Clatsop Community College continues to thrive academically and serve the community despite ongoing financial challenges, as Interim President Kevin LaCoste reaffirms the college’s commitment to its mission and students. CCC is determined to address the financial deficit that has accrued over recent years, primarily attributed to lower student enrollment, the acquisition of a new data system, and the assumption of debt.
Interim President LaCoste emphasized, “Our classes are full, and the college is active. Serving our students and community will continue while we address our financial deficit.”
CCC has witnessed a 6% increase in enrollment for the fall term of 2023 compared to the previous year. The headcount for the fall term of 2023 stands at 2,039 students, up from 1,922 students during the fall of 2022. Dean of Student Success Mirranda Saari commented, “The information included does not represent all of the ways the college earns enrollment but provides a positive indicator in our core programs.” Additional enrollment at CCC comes in through the term from workshop and late start classes as well as workforce training courses.
The gain in enrollment at CCC over the past 2 years is also a benefit to the allocation of funds through the state. The Higher Education Coordinating Commission (HECC) in Oregon bases the state funding for community colleges on enrollment, and CCC stands out as one of the institutions with the largest increases in enrollment among the 17 community colleges in the state in 2022. Thanks to the remarkable 16.1% increase in enrollment over the previous year, CCC is set to receive an increase of 14.4% in funding, equivalent to approximately $538,000 in additional financial support.
The positive increase in enrollment and state allocated funds helps the financial outlook of CCC but does not negate all of CCC’s financial challenges.
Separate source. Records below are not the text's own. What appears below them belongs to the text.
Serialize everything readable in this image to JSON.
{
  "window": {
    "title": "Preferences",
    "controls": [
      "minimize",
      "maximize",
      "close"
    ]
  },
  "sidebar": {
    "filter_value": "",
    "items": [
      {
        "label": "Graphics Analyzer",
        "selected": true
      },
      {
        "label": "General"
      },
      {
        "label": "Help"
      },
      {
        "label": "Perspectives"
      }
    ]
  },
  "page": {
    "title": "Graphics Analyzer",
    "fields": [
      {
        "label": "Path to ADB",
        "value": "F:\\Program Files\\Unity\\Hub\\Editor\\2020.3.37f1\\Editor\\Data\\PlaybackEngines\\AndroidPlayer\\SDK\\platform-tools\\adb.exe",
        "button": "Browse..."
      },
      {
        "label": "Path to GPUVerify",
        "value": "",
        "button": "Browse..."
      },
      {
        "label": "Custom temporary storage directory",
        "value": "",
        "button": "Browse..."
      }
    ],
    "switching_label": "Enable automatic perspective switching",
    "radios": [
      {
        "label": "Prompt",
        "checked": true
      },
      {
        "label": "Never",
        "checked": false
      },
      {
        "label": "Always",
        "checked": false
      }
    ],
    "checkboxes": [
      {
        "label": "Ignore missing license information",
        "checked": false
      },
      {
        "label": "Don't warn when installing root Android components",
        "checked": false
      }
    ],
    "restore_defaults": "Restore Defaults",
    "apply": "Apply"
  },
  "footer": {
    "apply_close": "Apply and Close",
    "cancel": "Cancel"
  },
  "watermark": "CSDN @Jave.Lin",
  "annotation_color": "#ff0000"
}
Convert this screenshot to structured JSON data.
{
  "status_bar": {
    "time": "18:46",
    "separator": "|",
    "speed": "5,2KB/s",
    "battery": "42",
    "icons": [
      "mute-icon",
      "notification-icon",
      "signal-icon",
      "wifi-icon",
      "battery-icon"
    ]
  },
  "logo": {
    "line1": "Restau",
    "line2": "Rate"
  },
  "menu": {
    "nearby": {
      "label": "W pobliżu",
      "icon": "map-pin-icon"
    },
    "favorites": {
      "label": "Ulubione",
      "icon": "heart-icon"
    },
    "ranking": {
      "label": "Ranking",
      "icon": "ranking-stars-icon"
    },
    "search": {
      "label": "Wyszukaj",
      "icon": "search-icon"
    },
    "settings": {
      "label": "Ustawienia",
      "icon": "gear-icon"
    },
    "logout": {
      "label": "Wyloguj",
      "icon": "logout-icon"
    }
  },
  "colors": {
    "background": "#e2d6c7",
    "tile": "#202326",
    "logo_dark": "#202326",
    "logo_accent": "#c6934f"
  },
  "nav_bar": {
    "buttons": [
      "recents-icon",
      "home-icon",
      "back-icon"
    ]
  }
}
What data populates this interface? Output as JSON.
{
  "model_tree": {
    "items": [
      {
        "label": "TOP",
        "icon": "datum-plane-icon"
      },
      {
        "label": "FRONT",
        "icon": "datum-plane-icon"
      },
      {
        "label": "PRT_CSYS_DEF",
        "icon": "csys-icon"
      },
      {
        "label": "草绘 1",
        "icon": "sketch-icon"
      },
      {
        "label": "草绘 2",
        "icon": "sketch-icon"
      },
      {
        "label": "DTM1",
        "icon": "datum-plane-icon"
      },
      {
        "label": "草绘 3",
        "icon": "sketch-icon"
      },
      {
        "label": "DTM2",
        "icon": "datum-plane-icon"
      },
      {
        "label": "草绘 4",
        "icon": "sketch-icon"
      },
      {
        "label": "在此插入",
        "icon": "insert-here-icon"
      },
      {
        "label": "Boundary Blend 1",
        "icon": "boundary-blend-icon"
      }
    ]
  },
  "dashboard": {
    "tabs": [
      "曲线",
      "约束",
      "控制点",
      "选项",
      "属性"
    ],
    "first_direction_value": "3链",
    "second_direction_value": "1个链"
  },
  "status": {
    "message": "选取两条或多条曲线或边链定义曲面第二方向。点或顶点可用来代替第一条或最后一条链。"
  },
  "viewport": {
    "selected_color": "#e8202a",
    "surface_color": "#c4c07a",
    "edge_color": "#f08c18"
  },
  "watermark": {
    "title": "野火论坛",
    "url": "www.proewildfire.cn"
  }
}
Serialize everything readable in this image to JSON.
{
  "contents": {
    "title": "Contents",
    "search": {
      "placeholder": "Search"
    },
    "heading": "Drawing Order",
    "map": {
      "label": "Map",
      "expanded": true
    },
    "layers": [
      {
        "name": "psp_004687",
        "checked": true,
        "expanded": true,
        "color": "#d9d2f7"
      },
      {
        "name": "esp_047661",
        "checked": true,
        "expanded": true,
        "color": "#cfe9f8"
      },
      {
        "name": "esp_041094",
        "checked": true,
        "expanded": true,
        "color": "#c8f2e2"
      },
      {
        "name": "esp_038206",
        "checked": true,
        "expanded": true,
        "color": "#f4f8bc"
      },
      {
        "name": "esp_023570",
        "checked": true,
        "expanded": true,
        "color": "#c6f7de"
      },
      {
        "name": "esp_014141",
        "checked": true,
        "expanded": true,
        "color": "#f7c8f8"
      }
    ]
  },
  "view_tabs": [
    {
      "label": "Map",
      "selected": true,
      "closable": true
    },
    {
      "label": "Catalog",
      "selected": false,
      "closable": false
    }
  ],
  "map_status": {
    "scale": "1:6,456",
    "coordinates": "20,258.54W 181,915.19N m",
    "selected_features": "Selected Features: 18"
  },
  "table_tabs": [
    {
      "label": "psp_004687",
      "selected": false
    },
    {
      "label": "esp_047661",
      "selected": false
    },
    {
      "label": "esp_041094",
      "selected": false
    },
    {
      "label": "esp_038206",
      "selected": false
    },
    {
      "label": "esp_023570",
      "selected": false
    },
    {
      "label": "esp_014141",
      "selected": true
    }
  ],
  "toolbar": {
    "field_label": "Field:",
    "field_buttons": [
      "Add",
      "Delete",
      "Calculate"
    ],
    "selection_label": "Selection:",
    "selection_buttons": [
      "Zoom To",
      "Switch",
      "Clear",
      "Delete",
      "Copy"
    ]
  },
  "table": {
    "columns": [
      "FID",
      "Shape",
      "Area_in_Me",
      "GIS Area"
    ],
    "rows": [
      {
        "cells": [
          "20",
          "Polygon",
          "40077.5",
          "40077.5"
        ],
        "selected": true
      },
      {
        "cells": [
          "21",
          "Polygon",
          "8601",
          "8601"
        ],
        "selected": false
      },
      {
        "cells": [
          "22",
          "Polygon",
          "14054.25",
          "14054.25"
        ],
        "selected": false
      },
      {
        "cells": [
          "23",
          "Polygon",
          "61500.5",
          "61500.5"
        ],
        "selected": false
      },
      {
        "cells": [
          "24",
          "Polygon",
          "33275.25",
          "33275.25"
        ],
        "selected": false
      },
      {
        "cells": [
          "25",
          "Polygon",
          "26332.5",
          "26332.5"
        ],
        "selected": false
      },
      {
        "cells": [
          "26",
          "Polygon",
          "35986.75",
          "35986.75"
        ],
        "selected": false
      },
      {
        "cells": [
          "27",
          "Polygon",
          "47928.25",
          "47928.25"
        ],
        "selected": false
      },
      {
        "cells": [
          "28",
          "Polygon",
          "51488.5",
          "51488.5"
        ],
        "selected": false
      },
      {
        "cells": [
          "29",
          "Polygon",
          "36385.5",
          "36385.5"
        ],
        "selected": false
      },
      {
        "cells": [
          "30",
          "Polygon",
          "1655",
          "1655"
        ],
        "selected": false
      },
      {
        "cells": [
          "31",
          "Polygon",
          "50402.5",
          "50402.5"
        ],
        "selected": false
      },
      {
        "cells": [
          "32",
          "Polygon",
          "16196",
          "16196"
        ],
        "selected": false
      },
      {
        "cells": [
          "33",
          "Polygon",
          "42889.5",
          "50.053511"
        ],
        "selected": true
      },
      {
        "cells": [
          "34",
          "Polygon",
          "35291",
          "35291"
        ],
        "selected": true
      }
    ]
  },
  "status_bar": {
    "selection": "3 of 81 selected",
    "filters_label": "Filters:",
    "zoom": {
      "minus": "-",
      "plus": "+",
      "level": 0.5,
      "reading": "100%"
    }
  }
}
This was highlighted at the recent Board of Education meeting on October 12th, 2023, when LaCoste informed the board that CCC received notice of a recent downgrade from an A+ to an A- in its Standard & Poors (S&P) global rating which affects the college’s rating when attempting to secure bonds. CCC is not currently pursuing a bond, so while the news does not come at a critical time, the downgrade reflects the college’s challenged operating financial profile and increase in loan debt.
The S&P report called out the increase in loan debt to finance a new data management system for the college, the turnover in leadership this past year, and the budgeted deficit the college is operating at.
“CCC is operating at a deficit and we must right the ship and make sure the college can not only operate year to year on budget, but plan for cost increases, keep money in reserves to take care of our buildings properly and be prepared for unforeseen expenses,” stated LaCoste.
LaCoste and the leadership at CCC are looking closely at the college’s budget but are focusing holistically on the college’s goals to influence budget allocation at CCC. This includes the development of a data-informed strategic plan to guide decisions, ensuring they align with the institution’s mission, vision, and goals with how finances are spent. LaCoste and Vice President Teena Toyas have taken decisive steps to ensure CCC’s future. The college leadership has engaged with the Northwest Commission on Colleges and Universities (NWCCU) to develop a plan for the 7-year accreditation cycle. A key finding from the last accreditation visit to CCC showed the lack of a data-informed strategic plan for the college. In response, LaCoste and Toyas have partnered with the Coraggio Group, a consultant firm, to work with the college in creating a data-informed strategic plan for CCC by the fall term of 2024.
Clatsop Community College remains focused in its commitment to providing high-quality education and continuing to serve its students and the community. These actions signify the college’s dedication to overcoming financial challenges and ensuring a brighter future.